“The behavior that is highlighted on many of these reality shows includes casual ‘hooking up,’ which alone is sending a bad message to young girls because it is encouraging them to be sexual from a young age. Of course they rarely ever mention the negative effects of potentially getting an STD, or falling pregnant,” said Nicole Weider, founder of  Project Inspired, a website designed to inspire and offer life advise to Christian girls. “Also drinking heavily is a major theme on many shows today, and once again the message is that it is fun and cool to do so. This is harmful because young viewers then think you need to get drunk to have a good time.”

Weider said she scores of emails from girls telling her that their role model is Kim Kardashian, and asking why she never writes about them on her popular teen site.

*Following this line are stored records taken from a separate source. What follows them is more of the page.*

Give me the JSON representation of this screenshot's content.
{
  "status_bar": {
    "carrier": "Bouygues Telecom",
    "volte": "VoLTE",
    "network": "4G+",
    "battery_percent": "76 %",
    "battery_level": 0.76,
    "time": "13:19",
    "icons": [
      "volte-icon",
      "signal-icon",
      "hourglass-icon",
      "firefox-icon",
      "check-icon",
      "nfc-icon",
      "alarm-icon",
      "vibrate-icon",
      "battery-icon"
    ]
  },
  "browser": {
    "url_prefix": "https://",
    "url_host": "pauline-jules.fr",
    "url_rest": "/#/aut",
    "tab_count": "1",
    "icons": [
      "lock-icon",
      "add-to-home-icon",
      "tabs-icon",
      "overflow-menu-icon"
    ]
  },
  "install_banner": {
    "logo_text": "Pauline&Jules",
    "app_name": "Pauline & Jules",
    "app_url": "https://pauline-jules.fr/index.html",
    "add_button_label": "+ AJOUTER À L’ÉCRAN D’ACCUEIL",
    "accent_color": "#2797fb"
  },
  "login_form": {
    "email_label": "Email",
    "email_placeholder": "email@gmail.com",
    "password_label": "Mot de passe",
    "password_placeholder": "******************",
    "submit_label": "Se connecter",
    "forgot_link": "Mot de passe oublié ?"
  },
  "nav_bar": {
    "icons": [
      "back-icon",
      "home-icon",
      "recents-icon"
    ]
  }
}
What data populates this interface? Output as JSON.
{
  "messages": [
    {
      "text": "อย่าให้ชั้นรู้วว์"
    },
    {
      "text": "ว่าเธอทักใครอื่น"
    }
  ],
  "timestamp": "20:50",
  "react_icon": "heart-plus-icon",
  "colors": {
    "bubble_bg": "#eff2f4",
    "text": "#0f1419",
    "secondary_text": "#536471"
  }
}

“She may be a good person, but her whole mantra is very narcissistic in my opinion, because it is always about her,” Weider said. “The countless photos she always posts of herself (on Twitter) feeds the vanity, and other girls now emulate that and post provocative pictures of themselves on their cell phone too, hoping to get attention like she does.”

A study by the Girl Scouts Research Institute last year found significant differences between girls who consume reality television on a regular basis and those who did not. The research indicated that the regular viewers believed that “being mean earns you more respect than being nice” and are “more focused on the value of physical appearance.”

In 2010, the American Association of Pediatrics remarked that reality TV posed serious problems, with shows like “The Bachelor” and “Temptation Island” creating “unrealistic scenarios in which partnering has no health consequences, or consequences at all” and thus inadvertently promoting that unsafe sex is okay.

So what do experts consider to be the worst offenders in the reality genre?

“Most of the reality programs on MTV, E! and Bravo are particularly bad in this regard,” said Melissa Henson of the Parents Television Council (PTC). “Reality shows tend to rely on a certain set of pre-determined roles. The troublemaker, the player, the mean girl, etc. And then in the editing room they exaggerate those characteristics even further to heighten the conflict and drama. (Such shows) set up expectations that this is normal behavior, and so it legitimizes relational aggression in the real world. And with all the behavior we have seen in recent years with bullying in schools, is this behavior we really want to encourage?”

According to experts, the solution is simple.

“As long as we continue to watch these shows, Hollywood will continue to produce them. The best thing we can do then, is not watch, and instead support reality programs that don’t allow wallow in pettiness or highlight ‘mean girl’ behavior,” Henson advocated. “Only the bad shows tend to get the publicity. I have heard good things about ‘Tia & Tamera,’ ‘Chef Roble & Co.’ and then there is ‘Cake Boss’ which is popular with family audiences. There are good shows out there, and they need support if we want more of them.”

Kim Kardashian, as well as the networks mentioned in this article, did not respond to a request for comment.